The Curious Case of Cobalts

The following series of observations are something that could not occur from quoting books and articles. When you’re surrounded by several tons of pigments and hundreds of gallons of paint, you see things differently than a person with the average palette. That’s what has evolved recently and our findings will be of use to the serious painter.

Cobalt pigments are classified as synthetic inorganics. Unlike naturally occurring mineral inorganics, cobalt pigments do not naturally occur but must be made by calcining (firing at very high heat). Also, unlike modern organic pigments, cobalt pigments are not carbon-based.

What became apparent over years of making paints is that every cobalt pigment mixed nicely with any other cobalt pigment. Unlike so many combinations, the mixes never became muddy or dull. Of interest to artists is the wide range available of cobalt colors.

Cobalt produces the most diverse range of pigments currently available in artists' paints: its colors range from cobalt violet through several shades of cobalt blue, two shades of cobalt turquoise, several varieties of cobalt green, cobalt yellow and even a grayish cobalt black.

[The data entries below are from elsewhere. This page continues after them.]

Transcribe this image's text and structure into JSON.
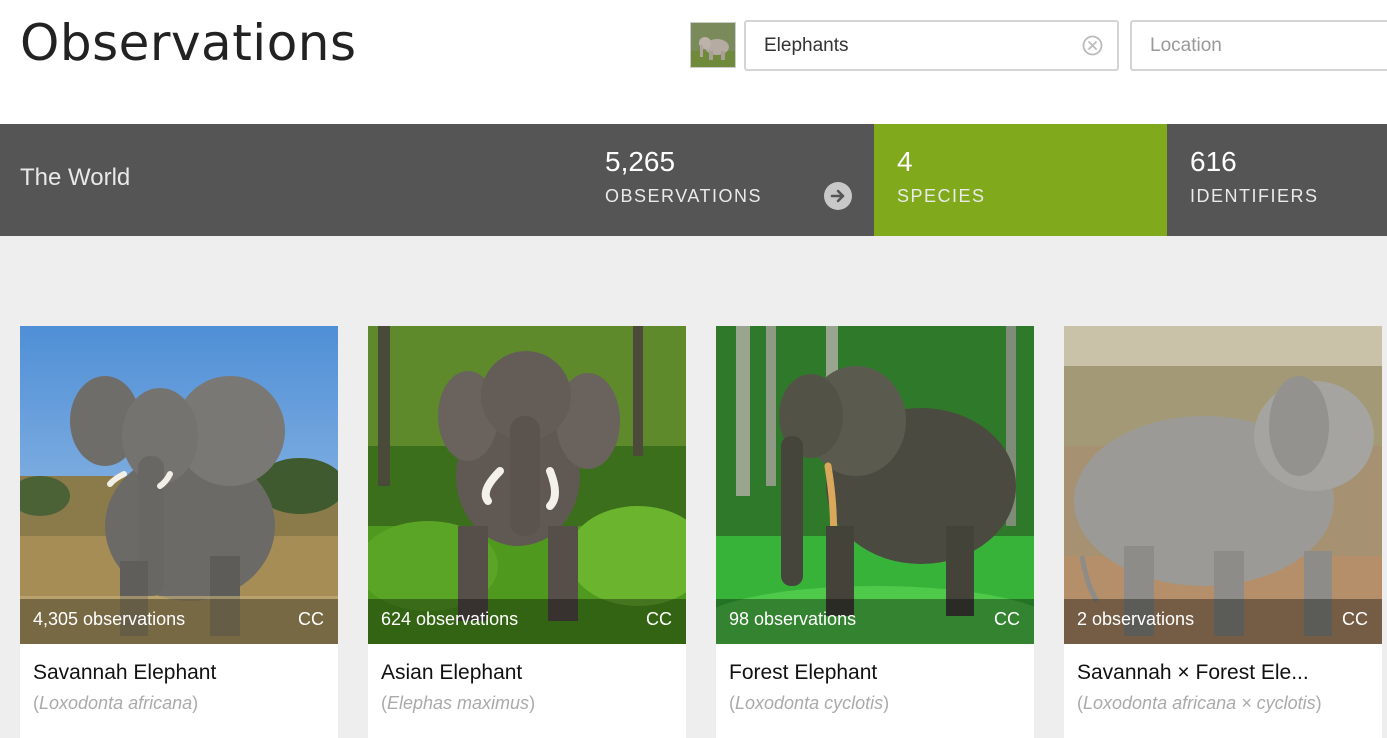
{
  "header": {
    "title": "Observations",
    "search_value": "Elephants",
    "location_placeholder": "Location"
  },
  "stats": {
    "place": "The World",
    "observations": {
      "count": "5,265",
      "label": "OBSERVATIONS"
    },
    "species": {
      "count": "4",
      "label": "SPECIES"
    },
    "identifiers": {
      "count": "616",
      "label": "IDENTIFIERS"
    }
  },
  "colors": {
    "stats_bar": "#555555",
    "active_tab": "#80aa1c",
    "grid_background": "#eeeeee"
  },
  "species": [
    {
      "observations": "4,305 observations",
      "license": "CC",
      "common_name": "Savannah Elephant",
      "scientific_name": "Loxodonta africana"
    },
    {
      "observations": "624 observations",
      "license": "CC",
      "common_name": "Asian Elephant",
      "scientific_name": "Elephas maximus"
    },
    {
      "observations": "98 observations",
      "license": "CC",
      "common_name": "Forest Elephant",
      "scientific_name": "Loxodonta cyclotis"
    },
    {
      "observations": "2 observations",
      "license": "CC",
      "common_name": "Savannah × Forest Ele...",
      "scientific_name": "Loxodonta africana × cyclotis"
    }
  ]
}
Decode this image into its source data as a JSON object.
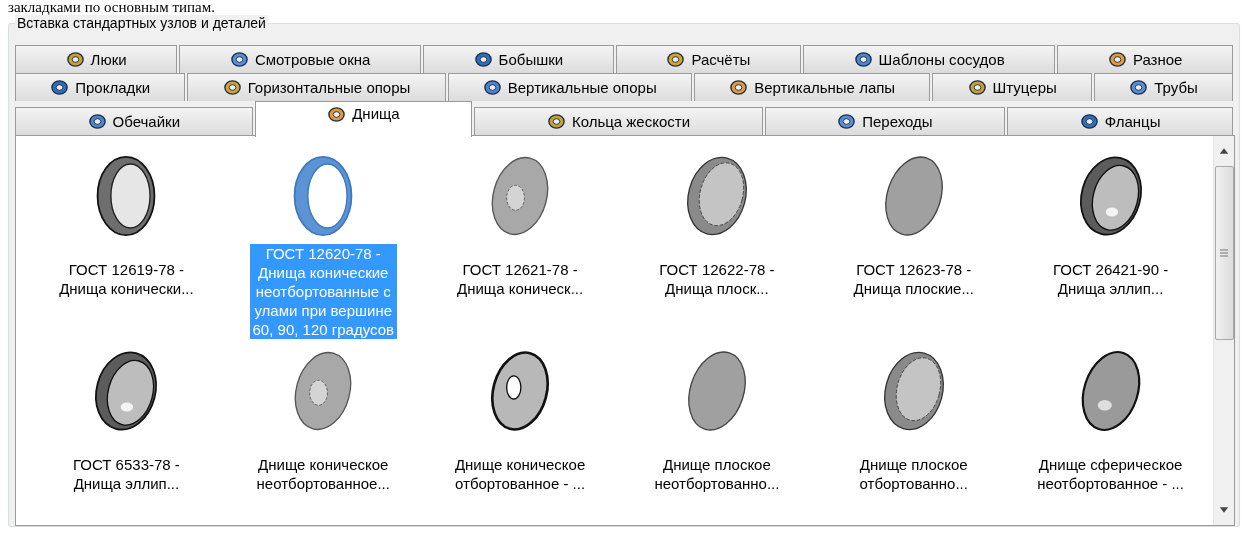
{
  "caption": "закладками по основным типам.",
  "group": {
    "title": "Вставка стандартных узлов и деталей"
  },
  "tab_rows": [
    [
      {
        "label": "Люки",
        "selected": false
      },
      {
        "label": "Смотровые окна",
        "selected": false
      },
      {
        "label": "Бобышки",
        "selected": false
      },
      {
        "label": "Расчёты",
        "selected": false
      },
      {
        "label": "Шаблоны сосудов",
        "selected": false
      },
      {
        "label": "Разное",
        "selected": false
      }
    ],
    [
      {
        "label": "Прокладки",
        "selected": false
      },
      {
        "label": "Горизонтальные опоры",
        "selected": false
      },
      {
        "label": "Вертикальные опоры",
        "selected": false
      },
      {
        "label": "Вертикальные лапы",
        "selected": false
      },
      {
        "label": "Штуцеры",
        "selected": false
      },
      {
        "label": "Трубы",
        "selected": false
      }
    ],
    [
      {
        "label": "Обечайки",
        "selected": false
      },
      {
        "label": "Днища",
        "selected": true
      },
      {
        "label": "Кольца жескости",
        "selected": false
      },
      {
        "label": "Переходы",
        "selected": false
      },
      {
        "label": "Фланцы",
        "selected": false
      }
    ]
  ],
  "items": [
    {
      "kind": "ring",
      "selected": false,
      "lines": [
        "ГОСТ 12619-78 -",
        "Днища конически..."
      ]
    },
    {
      "kind": "ring",
      "selected": true,
      "lines": [
        "ГОСТ 12620-78 -",
        "Днища конические",
        "неотбортованные с",
        "улами при вершине",
        "60, 90, 120 градусов"
      ]
    },
    {
      "kind": "plate-hole",
      "selected": false,
      "lines": [
        "ГОСТ 12621-78 -",
        "Днища коническ..."
      ]
    },
    {
      "kind": "dish",
      "selected": false,
      "lines": [
        "ГОСТ 12622-78 -",
        "Днища плоск..."
      ]
    },
    {
      "kind": "disc",
      "selected": false,
      "lines": [
        "ГОСТ 12623-78 -",
        "Днища плоские..."
      ]
    },
    {
      "kind": "cap",
      "selected": false,
      "lines": [
        "ГОСТ 26421-90 -",
        "Днища эллип..."
      ]
    },
    {
      "kind": "cap",
      "selected": false,
      "lines": [
        "ГОСТ 6533-78 -",
        "Днища эллип..."
      ]
    },
    {
      "kind": "plate-hole",
      "selected": false,
      "lines": [
        "Днище коническое",
        "неотбортованное..."
      ]
    },
    {
      "kind": "dish-hole",
      "selected": false,
      "lines": [
        "Днище коническое",
        "отбортованное - ..."
      ]
    },
    {
      "kind": "disc",
      "selected": false,
      "lines": [
        "Днище плоское",
        "неотбортованно..."
      ]
    },
    {
      "kind": "dish",
      "selected": false,
      "lines": [
        "Днище плоское",
        "отбортованно..."
      ]
    },
    {
      "kind": "sphere",
      "selected": false,
      "lines": [
        "Днище сферическое",
        "неотбортованное - ..."
      ]
    }
  ]
}
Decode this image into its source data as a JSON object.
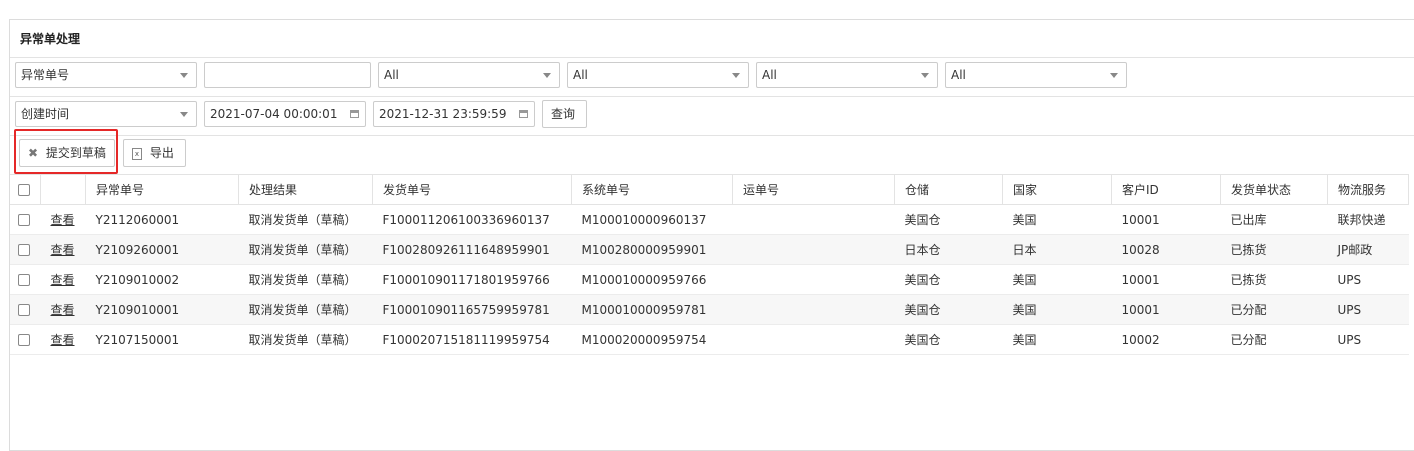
{
  "panel": {
    "title": "异常单处理"
  },
  "filters": {
    "row1": {
      "field_select": "异常单号",
      "field_value": "",
      "selects": [
        "All",
        "All",
        "All",
        "All"
      ]
    },
    "row2": {
      "field_select": "创建时间",
      "date_from": "2021-07-04 00:00:01",
      "date_to": "2021-12-31 23:59:59",
      "query_label": "查询"
    }
  },
  "toolbar": {
    "submit_draft_label": "提交到草稿",
    "export_label": "导出"
  },
  "table": {
    "headers": [
      "异常单号",
      "处理结果",
      "发货单号",
      "系统单号",
      "运单号",
      "仓储",
      "国家",
      "客户ID",
      "发货单状态",
      "物流服务"
    ],
    "view_label": "查看",
    "rows": [
      [
        "Y2112060001",
        "取消发货单（草稿）",
        "F100011206100336960137",
        "M100010000960137",
        "",
        "美国仓",
        "美国",
        "10001",
        "已出库",
        "联邦快递"
      ],
      [
        "Y2109260001",
        "取消发货单（草稿）",
        "F100280926111648959901",
        "M100280000959901",
        "",
        "日本仓",
        "日本",
        "10028",
        "已拣货",
        "JP邮政"
      ],
      [
        "Y2109010002",
        "取消发货单（草稿）",
        "F100010901171801959766",
        "M100010000959766",
        "",
        "美国仓",
        "美国",
        "10001",
        "已拣货",
        "UPS"
      ],
      [
        "Y2109010001",
        "取消发货单（草稿）",
        "F100010901165759959781",
        "M100010000959781",
        "",
        "美国仓",
        "美国",
        "10001",
        "已分配",
        "UPS"
      ],
      [
        "Y2107150001",
        "取消发货单（草稿）",
        "F100020715181119959754",
        "M100020000959754",
        "",
        "美国仓",
        "美国",
        "10002",
        "已分配",
        "UPS"
      ]
    ]
  }
}
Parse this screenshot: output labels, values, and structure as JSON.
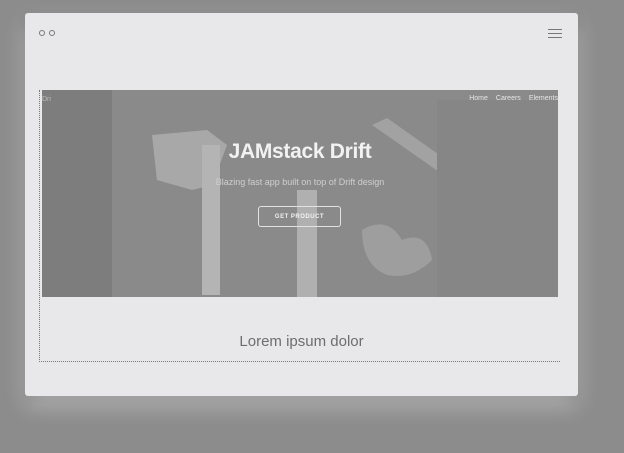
{
  "colors": {
    "backdrop": "#8c8c8c",
    "window": "#e8e8ea",
    "hero_overlay": "#8a8a8a"
  },
  "icons": {
    "window_controls": "circle-dot",
    "menu": "hamburger-icon"
  },
  "hero": {
    "brand_fragment": "Dri",
    "nav": [
      "Home",
      "Careers",
      "Elements"
    ],
    "title": "JAMstack Drift",
    "subtitle": "Blazing fast app built on top of Drift design",
    "cta": "GET PRODUCT"
  },
  "content": {
    "heading": "Lorem ipsum dolor"
  }
}
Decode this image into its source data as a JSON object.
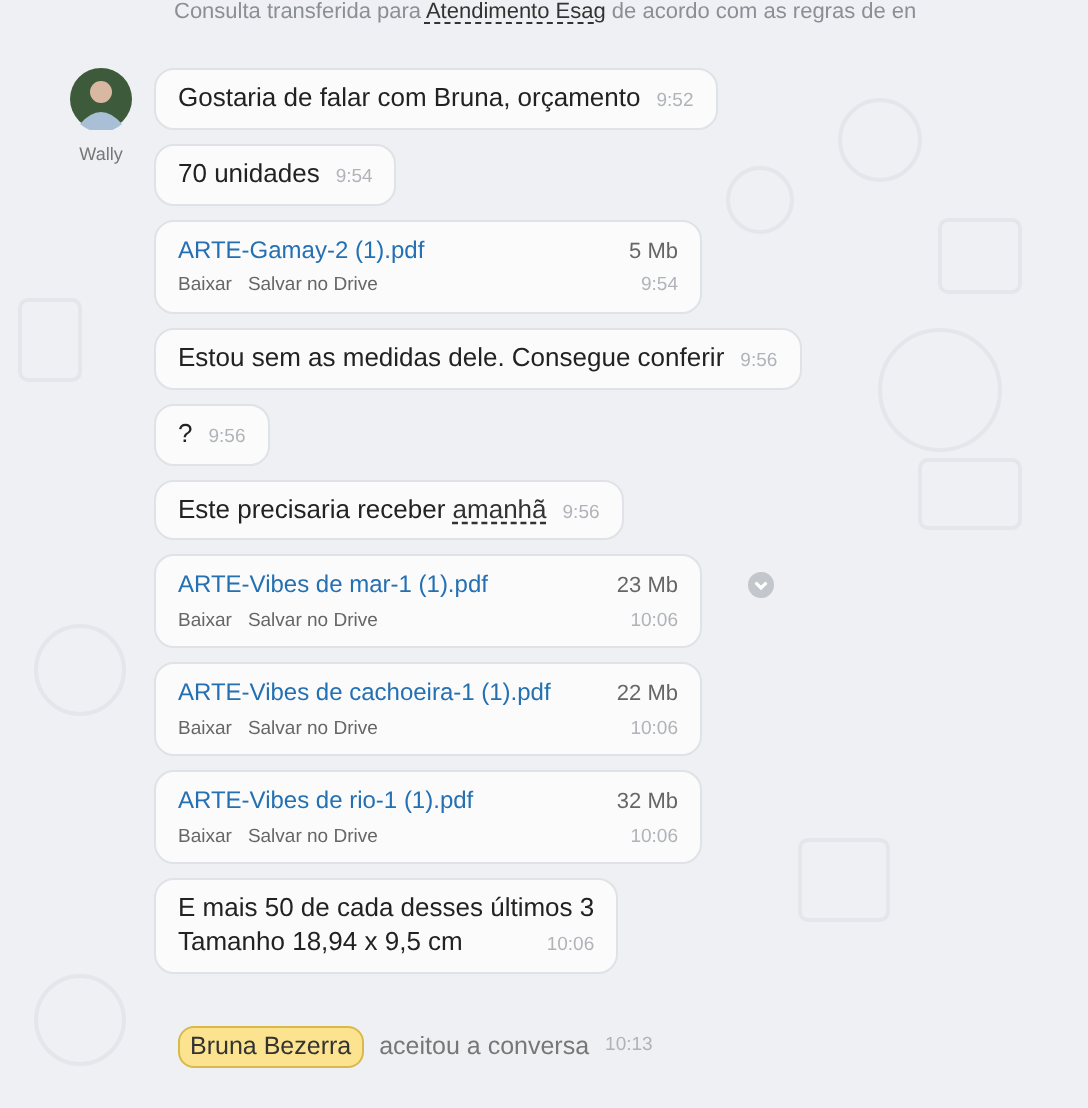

Cobalt pigments tend to be semitransparent, moderately saturated, and very permanent.

All reflect a noticeable amount of light from the red spectrum making for warm yellows, violets and blues, but rather dull greens and turquoises; the greenish compounds with chromium become steadily duller and more opaque as the proportion of chromium is increased.

That dullness is not a bad thing. Indeed, it’s quite useful on the palette, not overpowering mixes as the Pthalocyanine colors do.

While the mixtures among the Cobalt family are very useful, what we found is these paints are at their best when used with other colors outside the Cobalt family. Any mixture of Cobalt Turquoise, Cobalt Violet (Red Shade) and Cadmium Orange Light produces unusually vibrant mixes. Chromium Green Deep and Zinc White produce a tint that can be used in some sections of a sky and definitely in depicting water, trees and most landscape elements.

As with Zinc White being the mixing white, the Cobalt family of colors can be the mixing colors. You won’t go wrong with them.